:: HOW TO COMPLETE THIS TASK ::
All lines of the records below that contain the word "Puan" must be listed.

:: DATA EXTRACT ::
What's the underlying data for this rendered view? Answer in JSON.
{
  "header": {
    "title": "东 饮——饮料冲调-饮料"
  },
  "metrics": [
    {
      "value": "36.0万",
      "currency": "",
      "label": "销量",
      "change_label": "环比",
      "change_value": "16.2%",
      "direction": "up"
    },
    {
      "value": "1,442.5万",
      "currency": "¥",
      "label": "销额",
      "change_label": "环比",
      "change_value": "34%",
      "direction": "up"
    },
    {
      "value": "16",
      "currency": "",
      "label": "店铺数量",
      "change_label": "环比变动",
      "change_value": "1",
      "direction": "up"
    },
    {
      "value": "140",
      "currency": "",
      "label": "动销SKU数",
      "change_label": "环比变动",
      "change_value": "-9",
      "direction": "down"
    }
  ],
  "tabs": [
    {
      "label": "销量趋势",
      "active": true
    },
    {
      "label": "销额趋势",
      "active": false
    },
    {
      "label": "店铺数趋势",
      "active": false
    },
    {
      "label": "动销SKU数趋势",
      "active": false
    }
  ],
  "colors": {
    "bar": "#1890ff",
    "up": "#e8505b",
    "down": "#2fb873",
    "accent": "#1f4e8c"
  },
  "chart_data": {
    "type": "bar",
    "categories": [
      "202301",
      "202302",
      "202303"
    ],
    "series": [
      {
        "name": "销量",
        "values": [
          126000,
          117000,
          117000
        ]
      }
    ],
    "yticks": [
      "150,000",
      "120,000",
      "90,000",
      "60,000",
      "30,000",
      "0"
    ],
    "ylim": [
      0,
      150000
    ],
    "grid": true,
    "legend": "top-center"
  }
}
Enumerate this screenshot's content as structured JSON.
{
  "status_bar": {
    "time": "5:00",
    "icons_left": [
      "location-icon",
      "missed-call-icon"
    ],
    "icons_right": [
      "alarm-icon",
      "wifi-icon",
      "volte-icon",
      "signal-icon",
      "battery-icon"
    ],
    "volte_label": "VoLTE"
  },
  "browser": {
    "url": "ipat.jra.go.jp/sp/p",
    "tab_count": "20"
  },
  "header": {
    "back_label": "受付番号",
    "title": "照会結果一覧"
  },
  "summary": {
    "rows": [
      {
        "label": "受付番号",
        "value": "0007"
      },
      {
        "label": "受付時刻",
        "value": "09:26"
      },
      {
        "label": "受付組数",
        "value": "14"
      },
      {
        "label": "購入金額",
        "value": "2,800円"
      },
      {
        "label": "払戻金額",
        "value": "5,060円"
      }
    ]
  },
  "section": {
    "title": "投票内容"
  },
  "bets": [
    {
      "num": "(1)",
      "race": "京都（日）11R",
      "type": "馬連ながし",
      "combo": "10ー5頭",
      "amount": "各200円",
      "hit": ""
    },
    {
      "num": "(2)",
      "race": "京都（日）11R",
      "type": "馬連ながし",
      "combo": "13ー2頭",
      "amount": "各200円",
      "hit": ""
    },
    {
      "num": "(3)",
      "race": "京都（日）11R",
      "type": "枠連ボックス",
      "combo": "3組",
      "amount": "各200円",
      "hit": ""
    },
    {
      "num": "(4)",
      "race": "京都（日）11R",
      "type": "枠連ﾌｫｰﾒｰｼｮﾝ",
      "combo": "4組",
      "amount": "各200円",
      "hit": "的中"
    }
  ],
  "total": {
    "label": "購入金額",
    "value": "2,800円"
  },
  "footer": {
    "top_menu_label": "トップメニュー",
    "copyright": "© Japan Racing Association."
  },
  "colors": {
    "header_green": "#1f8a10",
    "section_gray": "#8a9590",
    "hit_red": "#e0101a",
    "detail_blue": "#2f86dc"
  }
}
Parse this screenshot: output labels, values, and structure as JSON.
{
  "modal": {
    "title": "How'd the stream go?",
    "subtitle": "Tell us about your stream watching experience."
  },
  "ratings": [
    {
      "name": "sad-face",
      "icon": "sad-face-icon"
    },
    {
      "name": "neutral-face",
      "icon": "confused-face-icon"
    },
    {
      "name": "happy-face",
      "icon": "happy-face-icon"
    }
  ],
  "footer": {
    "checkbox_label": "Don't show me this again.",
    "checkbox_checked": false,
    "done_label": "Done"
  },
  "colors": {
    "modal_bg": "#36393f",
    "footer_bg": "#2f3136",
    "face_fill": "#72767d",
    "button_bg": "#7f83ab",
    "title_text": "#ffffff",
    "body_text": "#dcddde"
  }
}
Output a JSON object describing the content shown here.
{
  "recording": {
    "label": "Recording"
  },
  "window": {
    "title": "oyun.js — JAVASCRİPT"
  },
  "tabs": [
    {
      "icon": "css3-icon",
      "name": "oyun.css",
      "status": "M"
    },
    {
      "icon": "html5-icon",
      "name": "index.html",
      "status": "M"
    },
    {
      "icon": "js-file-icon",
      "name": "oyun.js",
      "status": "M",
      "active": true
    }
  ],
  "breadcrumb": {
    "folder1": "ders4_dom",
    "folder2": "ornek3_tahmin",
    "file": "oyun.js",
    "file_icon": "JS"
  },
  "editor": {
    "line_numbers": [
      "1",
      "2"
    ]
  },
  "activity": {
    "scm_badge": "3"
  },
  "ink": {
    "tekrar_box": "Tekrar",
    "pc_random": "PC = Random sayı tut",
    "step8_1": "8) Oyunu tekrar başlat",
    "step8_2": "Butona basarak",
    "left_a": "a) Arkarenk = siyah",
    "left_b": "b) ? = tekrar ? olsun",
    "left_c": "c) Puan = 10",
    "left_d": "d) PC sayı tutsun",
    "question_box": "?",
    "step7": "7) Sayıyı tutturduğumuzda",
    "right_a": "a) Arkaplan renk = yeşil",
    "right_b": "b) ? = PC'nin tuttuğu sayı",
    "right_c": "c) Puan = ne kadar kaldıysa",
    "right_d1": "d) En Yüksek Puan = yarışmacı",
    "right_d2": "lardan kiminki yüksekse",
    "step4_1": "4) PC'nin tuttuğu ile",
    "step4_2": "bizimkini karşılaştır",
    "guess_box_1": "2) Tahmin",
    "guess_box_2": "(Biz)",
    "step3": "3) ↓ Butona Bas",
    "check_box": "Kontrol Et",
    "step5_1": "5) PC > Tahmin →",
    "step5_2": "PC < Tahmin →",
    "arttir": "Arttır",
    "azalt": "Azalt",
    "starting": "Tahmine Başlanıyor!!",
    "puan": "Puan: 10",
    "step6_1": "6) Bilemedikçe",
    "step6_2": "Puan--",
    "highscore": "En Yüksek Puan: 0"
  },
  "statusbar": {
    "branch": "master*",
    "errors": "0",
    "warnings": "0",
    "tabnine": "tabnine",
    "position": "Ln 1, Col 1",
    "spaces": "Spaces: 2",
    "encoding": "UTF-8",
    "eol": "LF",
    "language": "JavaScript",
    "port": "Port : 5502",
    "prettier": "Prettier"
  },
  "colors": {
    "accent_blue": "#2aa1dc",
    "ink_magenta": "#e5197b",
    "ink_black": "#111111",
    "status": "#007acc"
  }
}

:: SOLUTION TO THE EXERCISE ::
    "left_c": "c) Puan = 10",
    "right_c": "c) Puan = ne kadar kaldıysa",
    "right_d1": "d) En Yüksek Puan = yarışmacı",
    "puan": "Puan: 10",
    "step6_2": "Puan--",
    "highscore": "En Yüksek Puan: 0"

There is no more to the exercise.